The great thing about Seattle rain is that it’s rarely a torrential downpour, but rather a gentle sprinkle that barely fazes the locals.


Start a rainy day in Pike Place Market, almost completely covered and home to the cozy Crumpet Shop. Even the flying fish and the flower stalls are under cover, and local travel book shop Metsker Maps is the best place to daydream about your next trip. Skip the Gum Wall outside and head to the shelter of the oldest Starbucks. If the crowds are too much, try the French charm of Le Pichet for lunch; the bistro stays warm the old-fashioned way, with wine and good service.

Pike Place Market


Lose yourself in some of the West Coast’s best museums, including the spacious Seattle Art Museum downtown. Galleries collect Native American art and works from around the Pacific Rim. To get a taste of the city’s lush and green surroundings without getting soaked, head to the glassed-in conservatory at Volunteer Park, which is like a tropical mini-vacation on a dreary Northwest day.

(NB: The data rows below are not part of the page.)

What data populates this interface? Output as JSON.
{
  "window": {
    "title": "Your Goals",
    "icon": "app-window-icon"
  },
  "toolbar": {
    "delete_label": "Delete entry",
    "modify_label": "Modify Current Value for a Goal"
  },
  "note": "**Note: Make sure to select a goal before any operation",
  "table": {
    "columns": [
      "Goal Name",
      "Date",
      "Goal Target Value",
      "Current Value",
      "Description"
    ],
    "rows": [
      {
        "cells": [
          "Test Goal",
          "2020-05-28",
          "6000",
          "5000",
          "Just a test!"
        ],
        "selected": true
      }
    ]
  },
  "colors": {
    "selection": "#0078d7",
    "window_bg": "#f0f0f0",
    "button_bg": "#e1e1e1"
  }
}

Seattle Art Museum, featuring the Middle Fork sculpture by artist John Grade

the Volunteer Park conservatory



During slow periods, you can score a private ride in a gondola as it rotates over Elliott Bay. The VIP ride costs more but comes with comfier seats and a champagne toast (click here).



On Sale
Jun 18, 2019
Page Count
280 pages
Moon Travel

Allison Williams

About the Author

While growing up in Olympia, Washington, Allison Williams spent much of her childhood climbing trees and reading books at the top. Family vacations involved camping in the shadow of Mount Rainier or exploring the very dark, probably haunted tunnels of Port Townsend’s old forts.

Allison received her bachelor’s degree in biology and English from Duke University, with studies at Oxford University and an ethnobiology field school in Costa Rica. She worked as a writer and editor in New York City for eight years, including staff positions at Metro newspaper and Time Out New York. When the lure of the Northwest’s mountains, drizzle, and summer berry harvests became impossible to ignore, she relocated to Seattle. She has since realized two lifelong dreams: summiting Mount Rainier and poking sticks into the campfire without being disciplined.

Allison earned her MFA in creative writing at the University of Alaska Anchorage, where her fiction thesis won the Jason Wenger Award for Literary Excellence. Her journalistic work has been recognized with awards from the Society of Professional Journalists and a nomination from the City and Regional Magazine Association. As senior editor at Seattle Met magazine, she covers travel and the outdoors by hiking every trail and driving every road she can find on a map.

Learn more about this author